[[ RECORDS FOR THIS EXERCISE, beginning ]]

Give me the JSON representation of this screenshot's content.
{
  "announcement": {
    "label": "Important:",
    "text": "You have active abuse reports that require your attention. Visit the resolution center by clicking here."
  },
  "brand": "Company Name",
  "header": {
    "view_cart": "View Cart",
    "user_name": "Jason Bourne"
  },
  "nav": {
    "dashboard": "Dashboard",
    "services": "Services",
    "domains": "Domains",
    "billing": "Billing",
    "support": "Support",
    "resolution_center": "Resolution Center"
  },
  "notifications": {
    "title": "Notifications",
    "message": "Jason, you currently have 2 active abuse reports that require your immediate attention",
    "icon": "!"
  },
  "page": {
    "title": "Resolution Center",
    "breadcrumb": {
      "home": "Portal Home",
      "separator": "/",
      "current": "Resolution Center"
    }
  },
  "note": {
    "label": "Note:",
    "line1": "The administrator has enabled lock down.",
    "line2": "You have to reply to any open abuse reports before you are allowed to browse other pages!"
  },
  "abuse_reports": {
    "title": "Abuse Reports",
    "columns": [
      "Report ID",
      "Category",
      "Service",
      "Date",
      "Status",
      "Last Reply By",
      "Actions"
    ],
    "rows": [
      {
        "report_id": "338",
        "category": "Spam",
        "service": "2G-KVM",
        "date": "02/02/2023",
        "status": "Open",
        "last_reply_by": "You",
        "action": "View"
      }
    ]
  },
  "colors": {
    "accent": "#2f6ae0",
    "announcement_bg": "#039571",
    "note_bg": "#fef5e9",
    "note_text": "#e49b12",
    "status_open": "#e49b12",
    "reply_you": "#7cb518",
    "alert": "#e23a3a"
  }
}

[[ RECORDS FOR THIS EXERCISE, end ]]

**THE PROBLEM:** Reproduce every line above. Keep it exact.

**SOLUTION TO THIS TASK:**
Give me the JSON representation of this screenshot's content.
{
  "announcement": {
    "label": "Important:",
    "text": "You have active abuse reports that require your attention. Visit the resolution center by clicking here."
  },
  "brand": "Company Name",
  "header": {
    "view_cart": "View Cart",
    "user_name": "Jason Bourne"
  },
  "nav": {
    "dashboard": "Dashboard",
    "services": "Services",
    "domains": "Domains",
    "billing": "Billing",
    "support": "Support",
    "resolution_center": "Resolution Center"
  },
  "notifications": {
    "title": "Notifications",
    "message": "Jason, you currently have 2 active abuse reports that require your immediate attention",
    "icon": "!"
  },
  "page": {
    "title": "Resolution Center",
    "breadcrumb": {
      "home": "Portal Home",
      "separator": "/",
      "current": "Resolution Center"
    }
  },
  "note": {
    "label": "Note:",
    "line1": "The administrator has enabled lock down.",
    "line2": "You have to reply to any open abuse reports before you are allowed to browse other pages!"
  },
  "abuse_reports": {
    "title": "Abuse Reports",
    "columns": [
      "Report ID",
      "Category",
      "Service",
      "Date",
      "Status",
      "Last Reply By",
      "Actions"
    ],
    "rows": [
      {
        "report_id": "338",
        "category": "Spam",
        "service": "2G-KVM",
        "date": "02/02/2023",
        "status": "Open",
        "last_reply_by": "You",
        "action": "View"
      }
    ]
  },
  "colors": {
    "accent": "#2f6ae0",
    "announcement_bg": "#039571",
    "note_bg": "#fef5e9",
    "note_text": "#e49b12",
    "status_open": "#e49b12",
    "reply_you": "#7cb518",
    "alert": "#e23a3a"
  }
}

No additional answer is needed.